Task item
What is needed here is each entry reproduced exactly, without its pictures.

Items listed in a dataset
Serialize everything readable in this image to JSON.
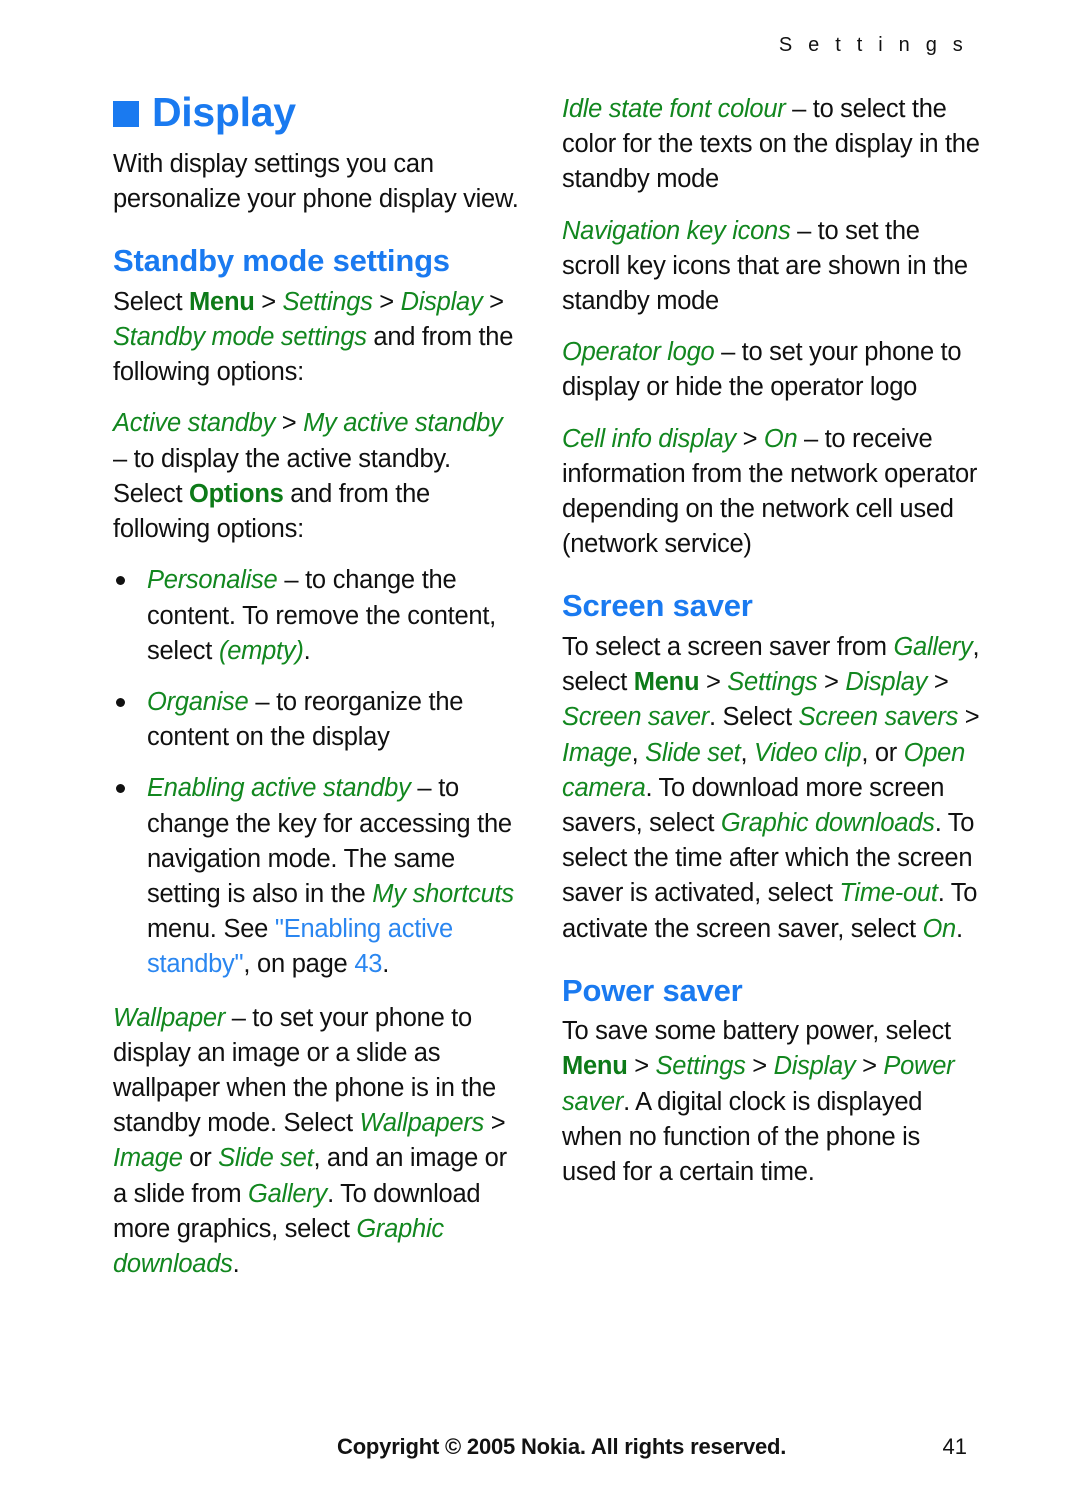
{
  "running_head": "S e t t i n g s",
  "colors": {
    "heading_blue": "#1a7af0",
    "ui_green": "#12871f",
    "link_blue": "#2a86f0",
    "body_black": "#101010"
  },
  "left_column": {
    "chapter_title": "Display",
    "intro": "With display settings you can personalize your phone display view.",
    "section_title": "Standby mode settings",
    "select_path": {
      "lead": "Select ",
      "menu": "Menu",
      "sep": " > ",
      "settings": "Settings",
      "display": "Display",
      "standby_mode_settings": "Standby mode settings",
      "tail": " and from the following options:"
    },
    "active_standby": {
      "term1": "Active standby",
      "sep": " > ",
      "term2": "My active standby",
      "desc_a": " – to display the active standby. Select ",
      "options_key": "Options",
      "desc_b": " and from the following options:"
    },
    "bullets": [
      {
        "term": "Personalise",
        "text_a": " – to change the content. To remove the content, select ",
        "term2": "(empty)",
        "text_b": "."
      },
      {
        "term": "Organise",
        "text_a": " – to reorganize the content on the display",
        "term2": "",
        "text_b": ""
      },
      {
        "term": "Enabling active standby",
        "text_a": " – to change the key for accessing the navigation mode. The same setting is also in the ",
        "term2": "My shortcuts",
        "text_b": " menu. See ",
        "link": "\"Enabling active standby\"",
        "text_c": ", on page ",
        "page_ref": "43",
        "text_d": "."
      }
    ],
    "wallpaper": {
      "term": "Wallpaper",
      "text_a": " – to set your phone to display an image or a slide as wallpaper when the phone is in the standby mode. Select ",
      "term_wallpapers": "Wallpapers",
      "sep": " > ",
      "term_image": "Image",
      "text_or": " or ",
      "term_slideset": "Slide set",
      "text_b": ", and an image or a slide from ",
      "term_gallery": "Gallery",
      "text_c": ". To download more graphics, select ",
      "term_graphic_downloads": "Graphic downloads",
      "text_d": "."
    }
  },
  "right_column": {
    "idle_state": {
      "term": "Idle state font colour",
      "text": " – to select the color for the texts on the display in the standby mode"
    },
    "navigation_key_icons": {
      "term": "Navigation key icons",
      "text": " – to set the scroll key icons that are shown in the standby mode"
    },
    "operator_logo": {
      "term": "Operator logo",
      "text": " – to set your phone to display or hide the operator logo"
    },
    "cell_info": {
      "term": "Cell info display",
      "sep": " > ",
      "term2": "On",
      "text": " – to receive information from the network operator depending on the network cell used (network service)"
    },
    "screen_saver": {
      "title": "Screen saver",
      "text_a": "To select a screen saver from ",
      "term_gallery": "Gallery",
      "text_b": ", select ",
      "menu": "Menu",
      "sep": " > ",
      "term_settings": "Settings",
      "term_display": "Display",
      "term_screen_saver": "Screen saver",
      "text_c": ". Select ",
      "term_screen_savers": "Screen savers",
      "text_d": " > ",
      "term_image": "Image",
      "comma1": ", ",
      "term_slideset": "Slide set",
      "comma2": ", ",
      "term_videoclip": "Video clip",
      "text_or": ", or ",
      "term_opencamera": "Open camera",
      "text_e": ". To download more screen savers, select ",
      "term_graphic_downloads": "Graphic downloads",
      "text_f": ". To select the time after which the screen saver is activated, select ",
      "term_timeout": "Time-out",
      "text_g": ". To activate the screen saver, select ",
      "term_on": "On",
      "text_h": "."
    },
    "power_saver": {
      "title": "Power saver",
      "text_a": "To save some battery power, select ",
      "menu": "Menu",
      "sep": " > ",
      "term_settings": "Settings",
      "term_display": "Display",
      "term_power_saver": "Power saver",
      "text_b": ". A digital clock is displayed when no function of the phone is used for a certain time."
    }
  },
  "footer": {
    "copyright": "Copyright © 2005 Nokia. All rights reserved.",
    "page_number": "41"
  }
}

Finished exercise
Serialize everything readable in this image to JSON.
{
  "running_head": "S e t t i n g s",
  "colors": {
    "heading_blue": "#1a7af0",
    "ui_green": "#12871f",
    "link_blue": "#2a86f0",
    "body_black": "#101010"
  },
  "left_column": {
    "chapter_title": "Display",
    "intro": "With display settings you can personalize your phone display view.",
    "section_title": "Standby mode settings",
    "select_path": {
      "lead": "Select ",
      "menu": "Menu",
      "sep": " > ",
      "settings": "Settings",
      "display": "Display",
      "standby_mode_settings": "Standby mode settings",
      "tail": " and from the following options:"
    },
    "active_standby": {
      "term1": "Active standby",
      "sep": " > ",
      "term2": "My active standby",
      "desc_a": " – to display the active standby. Select ",
      "options_key": "Options",
      "desc_b": " and from the following options:"
    },
    "bullets": [
      {
        "term": "Personalise",
        "text_a": " – to change the content. To remove the content, select ",
        "term2": "(empty)",
        "text_b": "."
      },
      {
        "term": "Organise",
        "text_a": " – to reorganize the content on the display",
        "term2": "",
        "text_b": ""
      },
      {
        "term": "Enabling active standby",
        "text_a": " – to change the key for accessing the navigation mode. The same setting is also in the ",
        "term2": "My shortcuts",
        "text_b": " menu. See ",
        "link": "\"Enabling active standby\"",
        "text_c": ", on page ",
        "page_ref": "43",
        "text_d": "."
      }
    ],
    "wallpaper": {
      "term": "Wallpaper",
      "text_a": " – to set your phone to display an image or a slide as wallpaper when the phone is in the standby mode. Select ",
      "term_wallpapers": "Wallpapers",
      "sep": " > ",
      "term_image": "Image",
      "text_or": " or ",
      "term_slideset": "Slide set",
      "text_b": ", and an image or a slide from ",
      "term_gallery": "Gallery",
      "text_c": ". To download more graphics, select ",
      "term_graphic_downloads": "Graphic downloads",
      "text_d": "."
    }
  },
  "right_column": {
    "idle_state": {
      "term": "Idle state font colour",
      "text": " – to select the color for the texts on the display in the standby mode"
    },
    "navigation_key_icons": {
      "term": "Navigation key icons",
      "text": " – to set the scroll key icons that are shown in the standby mode"
    },
    "operator_logo": {
      "term": "Operator logo",
      "text": " – to set your phone to display or hide the operator logo"
    },
    "cell_info": {
      "term": "Cell info display",
      "sep": " > ",
      "term2": "On",
      "text": " – to receive information from the network operator depending on the network cell used (network service)"
    },
    "screen_saver": {
      "title": "Screen saver",
      "text_a": "To select a screen saver from ",
      "term_gallery": "Gallery",
      "text_b": ", select ",
      "menu": "Menu",
      "sep": " > ",
      "term_settings": "Settings",
      "term_display": "Display",
      "term_screen_saver": "Screen saver",
      "text_c": ". Select ",
      "term_screen_savers": "Screen savers",
      "text_d": " > ",
      "term_image": "Image",
      "comma1": ", ",
      "term_slideset": "Slide set",
      "comma2": ", ",
      "term_videoclip": "Video clip",
      "text_or": ", or ",
      "term_opencamera": "Open camera",
      "text_e": ". To download more screen savers, select ",
      "term_graphic_downloads": "Graphic downloads",
      "text_f": ". To select the time after which the screen saver is activated, select ",
      "term_timeout": "Time-out",
      "text_g": ". To activate the screen saver, select ",
      "term_on": "On",
      "text_h": "."
    },
    "power_saver": {
      "title": "Power saver",
      "text_a": "To save some battery power, select ",
      "menu": "Menu",
      "sep": " > ",
      "term_settings": "Settings",
      "term_display": "Display",
      "term_power_saver": "Power saver",
      "text_b": ". A digital clock is displayed when no function of the phone is used for a certain time."
    }
  },
  "footer": {
    "copyright": "Copyright © 2005 Nokia. All rights reserved.",
    "page_number": "41"
  }
}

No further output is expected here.